There are just as many tales of failure as there are of success, like Zynga imploding due to their short-sightedness, or the attempts by EA to jump on the free-to-play wagon with the disaster of Battlefield Heroes, not to mention the issues with an always-online Sim City.
One of the biggest and brightest developments has come from the players themselves, with the sudden resurgence of modding thanks to the Steam Workshop. It's kept Skyrim sitting high in the most played lists, as well as vastly enhancing the likes of Scribblenauts Unlimited and Civilisation 5 by allowing players to easily make and share their own content. And what Valve has done with Dota 2 and Team Fortress 2, enabling creators to profit through the in-game stores, has been nothing short of genius. All of this is not to say that Sony and Microsoft have been working with blinkers on this whole time, but it's hard not to get frustrated when you start seeing 'always online' bandied around the next generation. It feels like just one symptom of a continued effort to insist on ignoring anything without a controller, and maintaining a vice-like grip over anything and everything they can.
Sony is at least making forward steps. The presence of Jon Blow at the PS4 announcement was encouraging to say the least, especially when it became apparent that he's self-publishing The Witness on the console. There's also Sony's willingness to relinquish a little control in the name of developer friendliness, as happened both with Portal 2 and Dust 514.
If both the PlayStation and Xbox's positions in the living room were as secure as Sony and Microsoft might like to think, I doubt much of this would be a problem. But that's simply not the case anymore. OnLive might have failed, but it's just the vanguard of cloud gaming, and as the broadband infrastructure improves, it's only going to come back, and be increasingly threatening. There's also Valve's Piston, letting the PC spill off the monitor and onto the TV. With the wealth of games available on Steam, that's a genuine threat, especially when they often prettier and cheaper than their console counterparts.

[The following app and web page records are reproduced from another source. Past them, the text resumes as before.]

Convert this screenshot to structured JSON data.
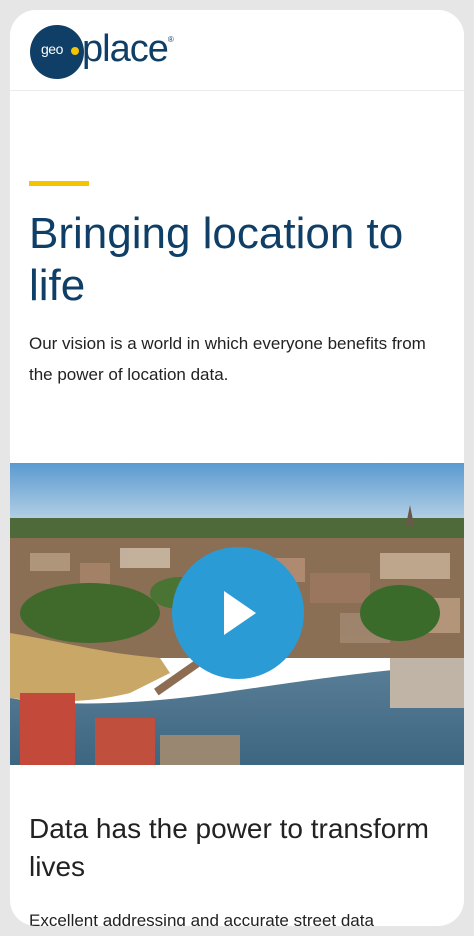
{
  "header": {
    "logo": {
      "prefix": "geo",
      "word": "place",
      "registered": "®"
    }
  },
  "hero": {
    "title": "Bringing location to life",
    "text": "Our vision is a world in which everyone benefits from the power of location data."
  },
  "video": {
    "play_icon": "play-icon",
    "play_color": "#2b9bd6"
  },
  "section": {
    "title": "Data has the power to transform lives",
    "text": "Excellent addressing and accurate street data"
  },
  "colors": {
    "brand_navy": "#0f3f66",
    "accent_yellow": "#f5c400",
    "play_blue": "#2b9bd6"
  }
}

This isn't supposed to be heralding a PC master race or anything so trite. Instead it's about the fact that console cycles are getting longer, and that means fewer opportunities to implement hardware based features. If Microsoft do as the rumours suggest, and require the next Xbox to be always online, they're either going to have to grin and bear it for anywhere up to a decade, or betray all their early adopters and release a requirement-free version of the box at a later date. Both would be incredibly costly mistakes.
Both companies, along with Nintendo, are finding themselves in an increasingly awkward position of being hardware provider and gatekeeper to their prospective consoles, but they're in an increasingly broadening market where they're seen as more of a hindrance than a seal of quality. The rise of indie gaming, the continued surge of free to play, and the constantly redefined method of both distribution and payment are all going to become more of a factor in gaming, rather than less.
And that means the console that prevails is not going to be the one with the prettiest graphics, or even the best games. Instead it will be the one most willing to adapt, and get out of the way of the directions that games are going. They need to be more of a maître d welcoming new games and experiences, making sure there's the minimum of obstructions between player and game, and less of a surly guard, desperately asserting their control and will over each and every corner and space that they can.